>>
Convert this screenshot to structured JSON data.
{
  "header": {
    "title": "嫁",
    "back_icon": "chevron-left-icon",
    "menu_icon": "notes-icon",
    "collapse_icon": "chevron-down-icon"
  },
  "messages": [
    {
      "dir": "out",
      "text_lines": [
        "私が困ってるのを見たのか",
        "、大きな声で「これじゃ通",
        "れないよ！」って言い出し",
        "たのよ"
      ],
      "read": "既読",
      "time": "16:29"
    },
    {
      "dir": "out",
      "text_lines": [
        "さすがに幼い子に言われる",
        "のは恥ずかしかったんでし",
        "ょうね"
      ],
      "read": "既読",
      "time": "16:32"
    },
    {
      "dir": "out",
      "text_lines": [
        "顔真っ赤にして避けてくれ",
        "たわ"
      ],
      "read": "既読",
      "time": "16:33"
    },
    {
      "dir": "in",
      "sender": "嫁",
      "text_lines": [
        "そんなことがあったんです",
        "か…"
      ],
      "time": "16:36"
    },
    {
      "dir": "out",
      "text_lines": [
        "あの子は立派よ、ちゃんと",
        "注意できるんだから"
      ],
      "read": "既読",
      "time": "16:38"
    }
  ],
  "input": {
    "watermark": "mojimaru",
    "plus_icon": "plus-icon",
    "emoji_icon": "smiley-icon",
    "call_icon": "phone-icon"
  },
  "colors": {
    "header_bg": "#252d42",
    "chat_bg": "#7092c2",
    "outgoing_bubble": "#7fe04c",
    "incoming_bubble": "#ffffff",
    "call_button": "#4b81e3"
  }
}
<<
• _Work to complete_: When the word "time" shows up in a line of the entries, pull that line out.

• _Answer to this task_:
      "time": "16:29"
      "time": "16:32"
      "time": "16:33"
      "time": "16:36"
      "time": "16:38"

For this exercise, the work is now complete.